Fast Births! We have all heard a story about a baby born on the way to the hospital or unexpectedly at home. Generally, a fast birth is a ‘good birth’, in that all is physically well. But it can be a panicky and even traumatic experience for the parents.
Pregnant women are told to ‘stay home as long as possible’, which means travelling during the intensity of labour which is not safe, comfortable or without risk. They are not encouraged to prepare for a fast birth, and beyond calling an ambulance are given no instructions.
Most people do not consider the unassisted scenario in their birth preparations, particularly if it is their first pregnancy. There are many advantages for including a ‘fast birth pathway’ as part of the Birth Cartography process.
Often times birth progresses more quickly than anticipated, even when only a few minutes from a maternity hospital. If a fast birth has not been considered, this usually means panic stations; ambulances are called or a mad dash is attempted, and shock (for mother and attendant) is a very real possibility. This puts the mother and baby at unnecessary risk.
Taking some time during pregnancy to understand and be prepared for a fast birth means that if it does happen, it is more likely to be a calm and simple process. Having a multi-layer birth plan prepares you for several scenarios. These multi-layer plans are call Birth Maps.
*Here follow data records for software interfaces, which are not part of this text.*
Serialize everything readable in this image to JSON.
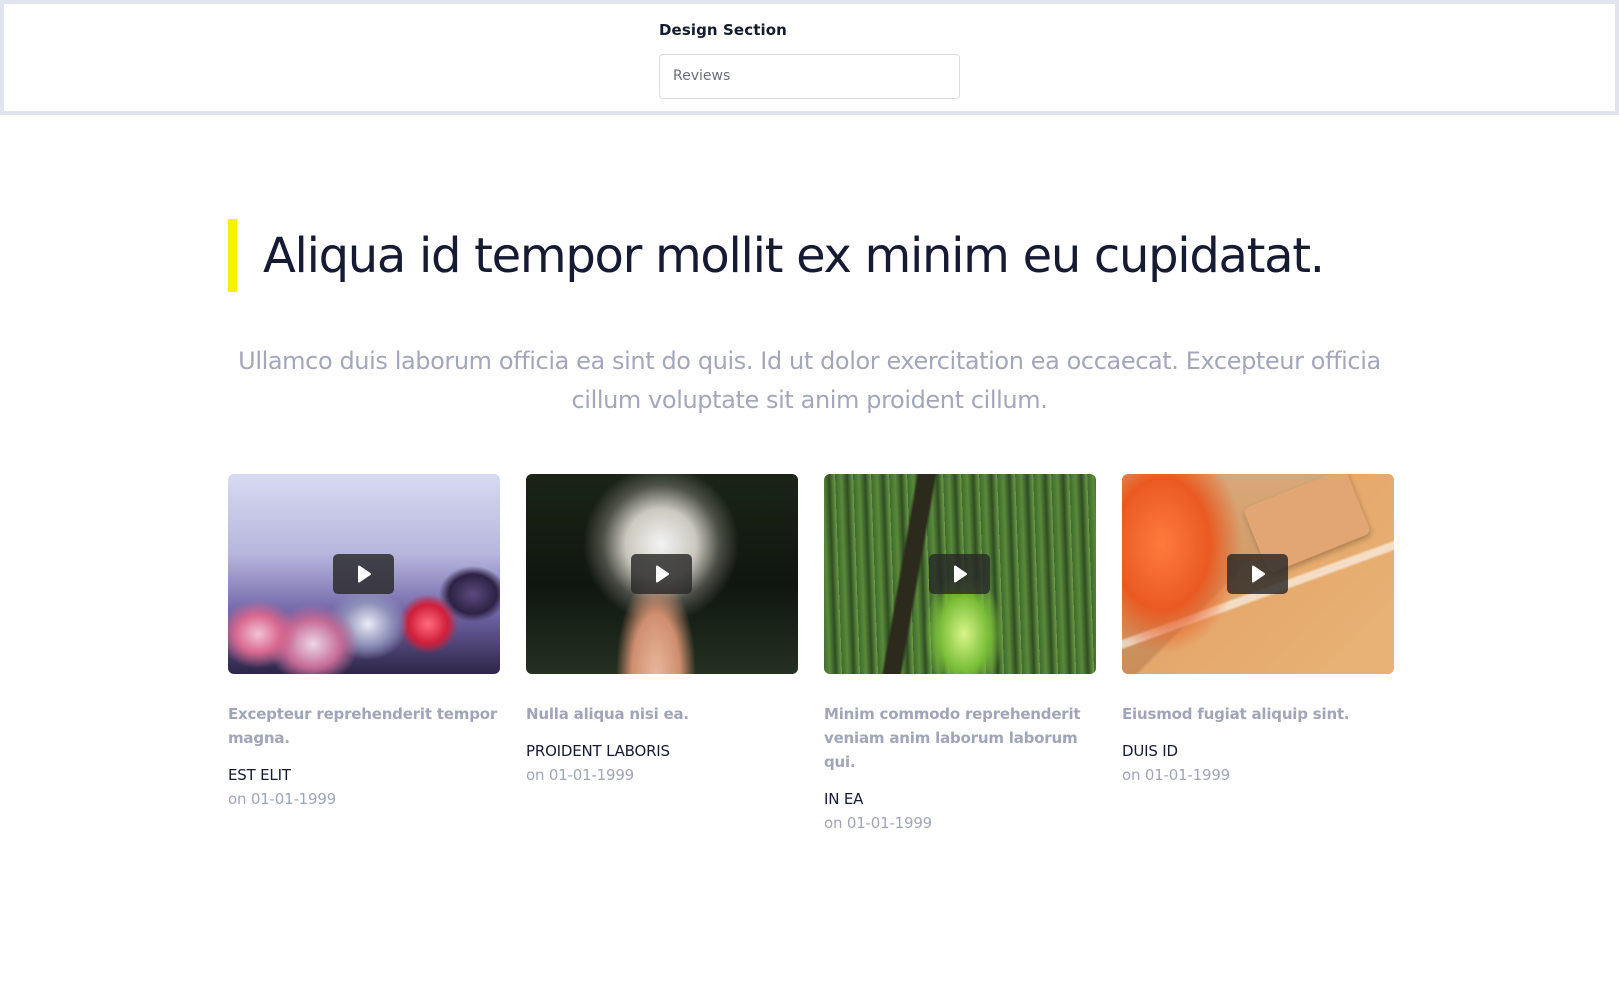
{
  "design_selector": {
    "label": "Design Section",
    "selected_value": "Reviews"
  },
  "heading": "Aliqua id tempor mollit ex minim eu cupidatat.",
  "subtitle": "Ullamco duis laborum officia ea sint do quis. Id ut dolor exercitation ea occaecat. Excepteur officia cillum voluptate sit anim proident cillum.",
  "colors": {
    "accent": "#f8f200",
    "heading": "#161a33",
    "muted": "#a4a7bb",
    "border": "#e1e3ee"
  },
  "cards": [
    {
      "image": "frozen-berries",
      "title": "Excepteur reprehenderit tempor magna.",
      "author": "EST ELIT",
      "date": "on 01-01-1999"
    },
    {
      "image": "dandelion",
      "title": "Nulla aliqua nisi ea.",
      "author": "PROIDENT LABORIS",
      "date": "on 01-01-1999"
    },
    {
      "image": "bamboo-forest",
      "title": "Minim commodo reprehenderit veniam anim laborum laborum qui.",
      "author": "IN EA",
      "date": "on 01-01-1999"
    },
    {
      "image": "wooden-desk",
      "title": "Eiusmod fugiat aliquip sint.",
      "author": "DUIS ID",
      "date": "on 01-01-1999"
    }
  ],
  "icons": {
    "play": "play-icon"
  }
}
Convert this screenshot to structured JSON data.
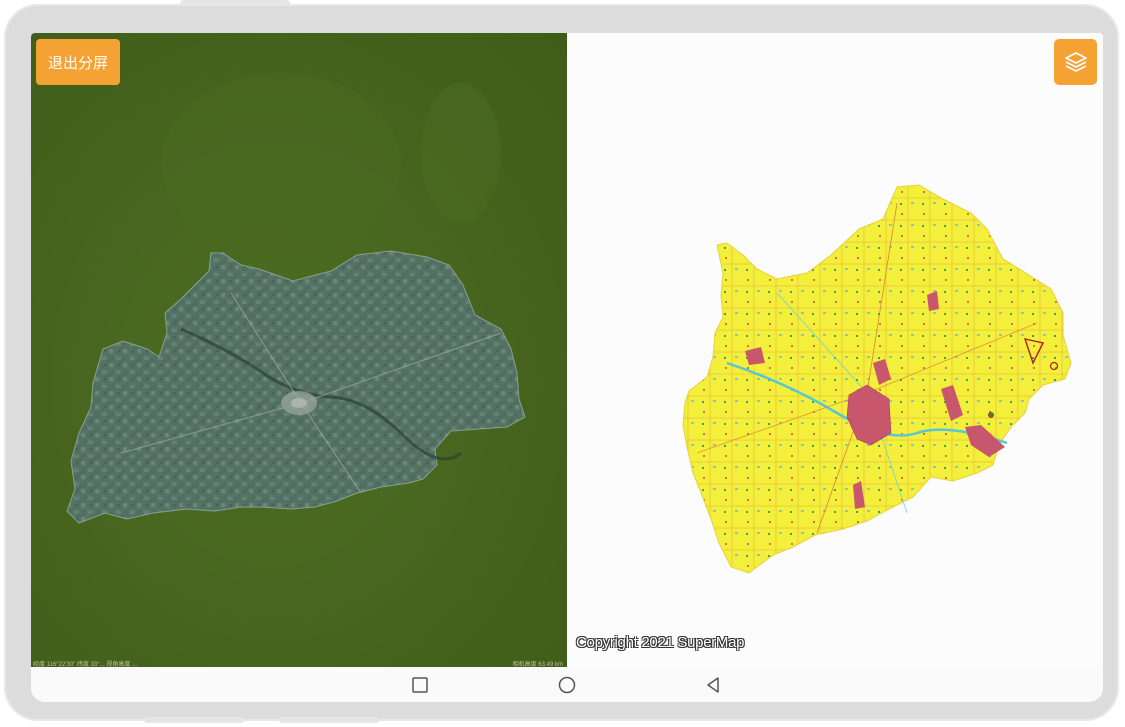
{
  "left_pane": {
    "exit_split_label": "退出分屏",
    "status_left": "经度 116°22'30\"  纬度 33°...   视角高度 ...",
    "status_right": "相机高度 63.49 km"
  },
  "right_pane": {
    "layers_icon": "layers-icon",
    "copyright": "Copyright 2021 SuperMap"
  },
  "navbar": {
    "recents_icon": "square-icon",
    "home_icon": "circle-icon",
    "back_icon": "triangle-back-icon"
  },
  "colors": {
    "accent": "#f5a235",
    "satellite_bg": "#48661f",
    "map_landuse": "#f4ef3a",
    "map_urban": "#c8566c"
  }
}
A Birth Map does not get thrown out. This is a carefully considered ‘plan’, which includes contingencies for scenarios such as the roadside birth. This way, no matter what, you are still birthing according to your plan. Informed Decisions are made in advance, not in the spur of the moment, on the fly or under duress. If you don’t need to use your contingency – FANTASTIC. It is Your Birth, Your Way, No Matter What.
2 thoughts on “Baby born on side of road. Birth Plan thrown out.”
Reblogged this on Sprout and About and commented:
Every time I read about a baby born by the side of the road I am reminded of the necessity of birth planning – plan for all contingencies!
I updated this post, and then realised there were pending comments. Some of those comments were no longer relevant with the update, so I didn’t approve them. One stood out because it was very defensive (the original post referred to a particular story, and even though it was only used as an example the author of the comment felt I was being critical of the mother) and ended with “good on you, guess we can’t call be as clever as you for planning a fast birth’. I found this comment sad…because you can be that clever in the future, and you can help others to be that clever. Hindsight! We hear stories like this so often that the University of Western Sydney did a study: http://bmjopen.bmj.com/content/8/3/e019328
The media coming out of this story, written and spoken by Prof Hannah Dahlen, included details on how to prepare for a ‘Birth Before Arrival’. It is not about being clever – it is about being practical. We owe it to future parents to give them this preparation.